Maternal and Fetal Testing Overview
Most women have healthy pregnancies and their babies are born without difficulties. However, women with high-risk pregnancies often need to be closely watched for potential problems or complications. Fortunately, there are many tests and procedures to monitor the health of both mother and baby. Many of these pose little or no risk and can provide tremendous amounts of information to doctors, midwives, and expectant parents. Some types of testing and procedures, however, do carry some risks to mother, baby, or both. For this reason, if you are offered prenatal testing, it is important to discuss with your doctor or midwife the following questions:
Why is the test needed for your pregnancy?
What information will the test give?
What are the benefits of the test?
What are the risks, if any, to you and to your baby?
What other tests might be used instead?
Who will do the test?
Where will it be done?
How long does it take to get results?
Will the test results require additional testing?
What are your options based on the outcome of the test?
What are your options if you choose to not have the test?
Some mothers are more likely to need a closer watch on their pregnancy. Some conditions that may warrant maternal and fetal testing include the following:
Pre-existing maternal diseases (for example, diabetes, high blood pressure, kidney disease, heart disease)

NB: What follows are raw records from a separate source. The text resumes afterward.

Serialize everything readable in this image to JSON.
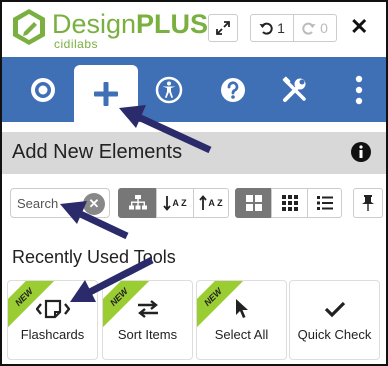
{
  "header": {
    "brand": "DesignPLUS",
    "brand_main": "Design",
    "brand_plus": "PLUS",
    "subbrand": "cidilabs",
    "undo_count": "1",
    "redo_count": "0",
    "close_symbol": "✕"
  },
  "tabs": [
    {
      "name": "target-icon",
      "active": false
    },
    {
      "name": "plus-icon",
      "active": true
    },
    {
      "name": "accessibility-icon",
      "active": false
    },
    {
      "name": "help-icon",
      "active": false
    },
    {
      "name": "tools-icon",
      "active": false
    },
    {
      "name": "more-vertical-icon",
      "active": false
    }
  ],
  "section": {
    "title": "Add New Elements"
  },
  "toolbar": {
    "search_placeholder": "Search",
    "search_value": "",
    "sort_az": "A Z",
    "sort_za": "A Z"
  },
  "recent": {
    "title": "Recently Used Tools",
    "badge": "NEW",
    "cards": [
      {
        "label": "Flashcards",
        "icon": "flashcards-icon",
        "is_new": true
      },
      {
        "label": "Sort Items",
        "icon": "sort-arrows-icon",
        "is_new": true
      },
      {
        "label": "Select All",
        "icon": "cursor-icon",
        "is_new": true
      },
      {
        "label": "Quick Check",
        "icon": "checkmark-icon",
        "is_new": false
      }
    ]
  },
  "colors": {
    "brand_green": "#7ab040",
    "tab_blue": "#3f6fb5",
    "ribbon_green": "#9acd32",
    "arrow_navy": "#2b2a6b"
  }
}
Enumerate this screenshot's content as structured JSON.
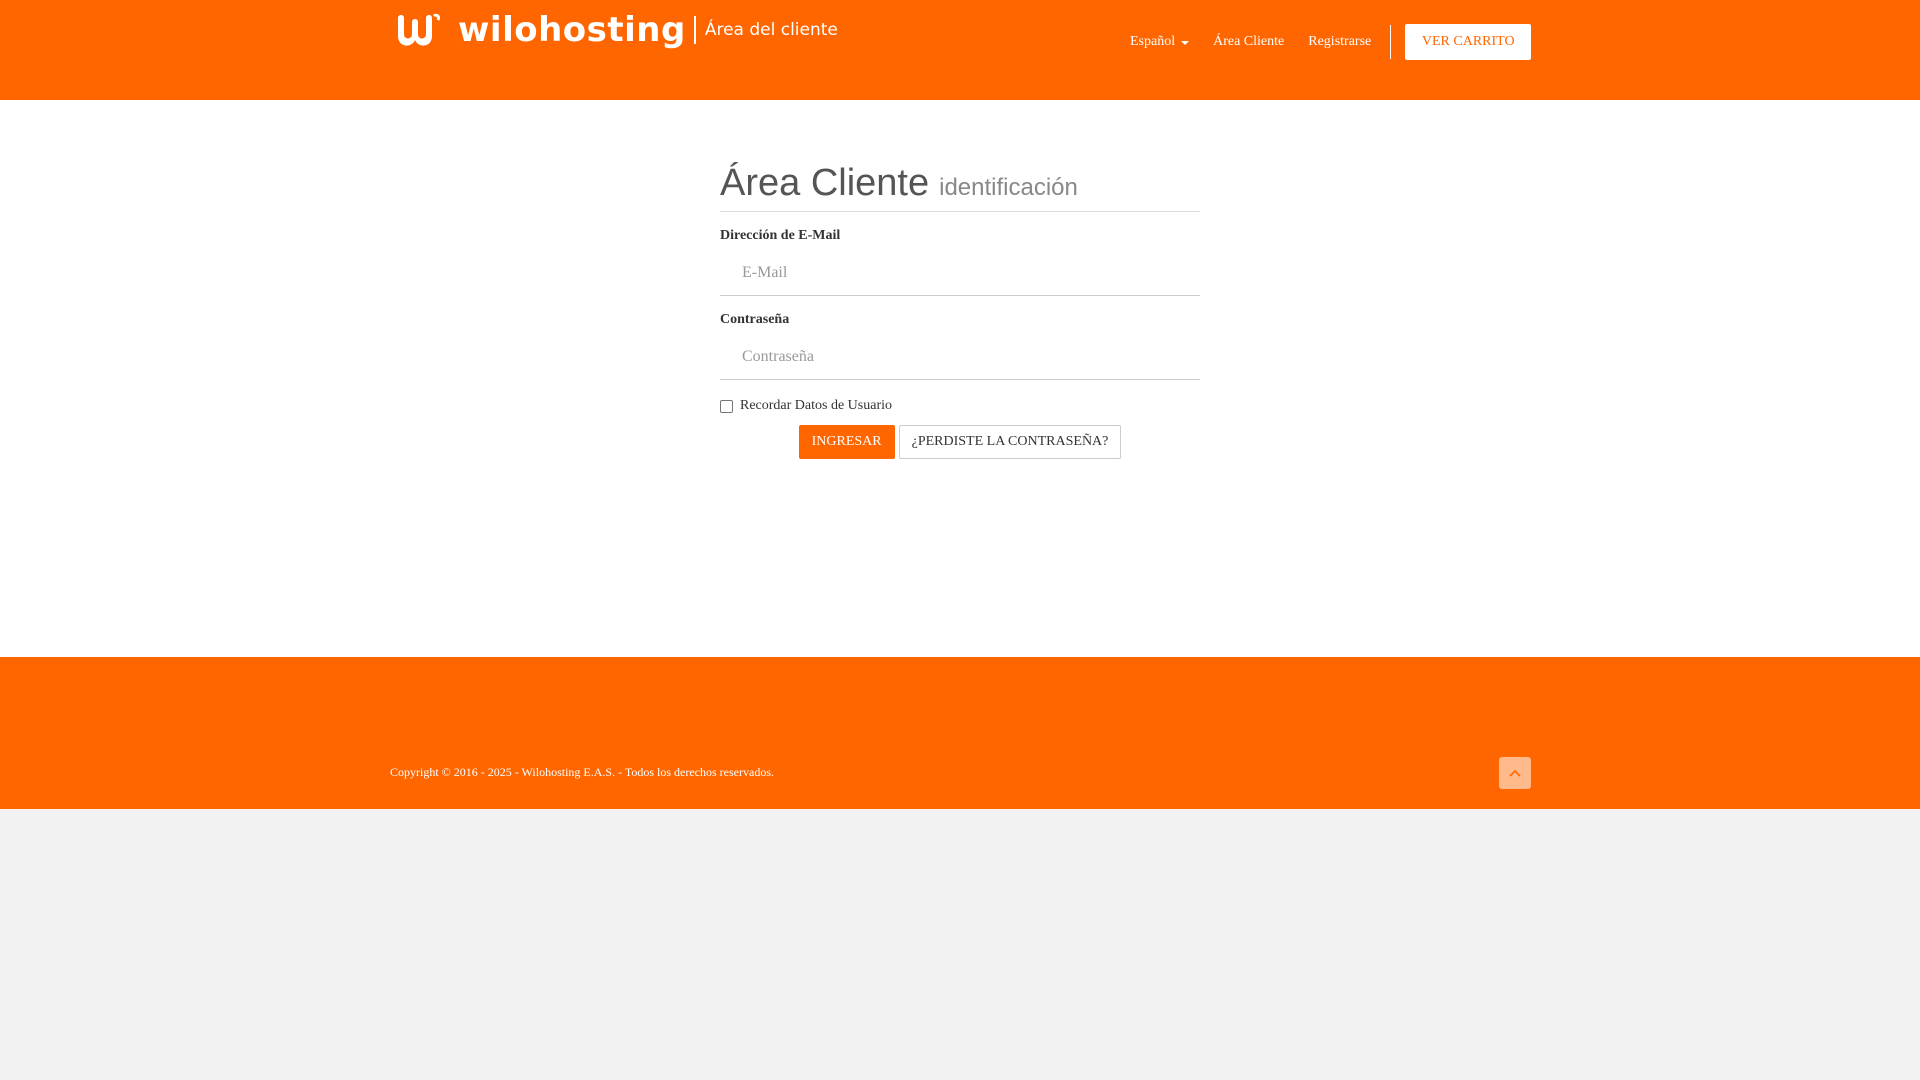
{
  "colors": {
    "brand": "#ff6600",
    "white": "#ffffff",
    "page_bg": "#f2f2f2"
  },
  "header": {
    "logo_text": "wilohosting",
    "logo_subtitle": "Área del cliente",
    "nav": {
      "language": "Español",
      "client_area": "Área Cliente",
      "register": "Registrarse",
      "cart_button": "VER CARRITO"
    },
    "icons": {
      "language_dropdown": "caret-down-icon",
      "logo_mark": "w-logo-icon"
    }
  },
  "login": {
    "title": "Área Cliente",
    "subtitle": "identificación",
    "email_label": "Dirección de E-Mail",
    "email_placeholder": "E-Mail",
    "email_value": "",
    "password_label": "Contraseña",
    "password_placeholder": "Contraseña",
    "password_value": "",
    "remember_label": "Recordar Datos de Usuario",
    "remember_checked": false,
    "submit_button": "INGRESAR",
    "forgot_button": "¿PERDISTE LA CONTRASEÑA?"
  },
  "footer": {
    "copyright": "Copyright © 2016 - 2025 - Wilohosting E.A.S. - Todos los derechos reservados.",
    "back_to_top_icon": "chevron-up-icon"
  }
}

Abnormal amniotic fluid amounts
Abnormal fetal growth
Multiple pregnancy (twins or more)
Very young or older than 35 years old